Ireland’s Jack Conan was one of the most consistent players of the recent Lions tour to South Africa and one of Ireland’s best in this year’s Six Nations campaign. Ireland seem to have no shortage of quality back rowers, but Conan is rapidly starting to standout as one of the Northern Hemisphere’s very best. What Conan is to rugby North of the Equator, Ardie Savea has been the same to South of it and for a couple of years now. That the two are dynamic and powerful ball carriers is stating the obvious, but it’s their ability to spot gaps and gain valuable metres for their sides that marks them out. Once either of them have ball in hand and open space in front of them they are very hard to bring down, allied to a defensive set that ensures that opportunities in the loose for their opponents from the breakdown are few and far between. Savea may have the edge in securing turnover ball for his side but when it comes to run metres Conan is your man. As a result the contest between these two will be one of the highlights of the afternoon.
New Zealand have long struggled, much as Ireland have with Conor Murray, as to who will replace Aaron Smith at scrum half when the legend eventually hangs up his hat. TJ Perenara seems to blow hot and cold too often for some, Brad Weber has also shown similar promise but seems to only have been recently discovered by All Black management and sadly for this match is out injured. Finlay Christie also appears to have been overlooked till recently. At 27 he is not exactly a spring chicken but like Weber has caught the eye of a Coaching team that until recently seemed to only have eyes for Perenara and Smith. With the World Cup rapidly approaching, New Zealand needs depth in the position and Christie and Weber are both key in that regard. Although Christie struggled to find his feet initially against Italy after coming off the bench after only 9 minutes for the injured Weber, he was the catalyst and scorer of New Zealand’s first try of what had been till then a fraught match for the Men in Black. He gets to start off the bench again this week, but if the pressure gets to Perenara expect to see him sooner rather than later and the contest between himself and Irish veteran Conor Murray will do wonders in furthering his apprenticeship.
As good as he was against Japan the key question simply wasn’t answered

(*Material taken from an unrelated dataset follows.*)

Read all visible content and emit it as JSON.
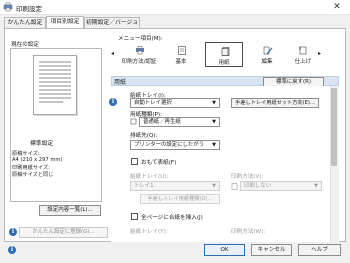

While there was naturally a great deal of excitement about James Lowe’s performance in last Saturday’s romp against Japan, the elephant in the room when it comes to the Irish winger was not addressed – that of his defensive skills which have proven suspect too often. Japan simply didn’t require him to exercise much in the way of defense for the full eighty minutes. Therefore we learnt very little in terms of whether or not Lowe has addressed this major weakness in an otherwise impressive toolkit. We would hazard a guess and say no. While he may look less suspect at club level with Leinster, the men in Blue are so dominant at PRO 14 and now URC level that any deficiencies are usually papered over by the rest of his teammates. On Saturday, he’ll be up against All Black try scoring sensation Will Jordan and if he hasn’t improved in this area then it could well be a very long day at the office for Ireland. Fortunately Mr. Reliable for Ireland, Keith Earls is standing by on the bench should things unravel, and the Munster man’s overall skill set will put many an Irish supporters’ mind at ease, with try saving tackles being one of his specialities.
We have to confess to being more than just a little excited for this one. It should be an absolute cracker, with both sides capable of claiming the day’s honors. Both teams are playing an exciting brand of rugby, with Ireland in particular seeming to have found a new lease on life. It should be intensely physical but also a contest where both sides will seek opportunities to run the ball. New Zealand may have the edge in that department, but they won’t be discounting Ireland’s master tactician Johnny Sexton who like the rest of his team seems to have embraced Ireland’s new approach to playing a more open game. Two teams with everything to prove and a rather feisty history of late should provide for a riveting game you won’t want to miss on Saturday and one that at this stage is simply impossible to call!
Next up England vs Australia!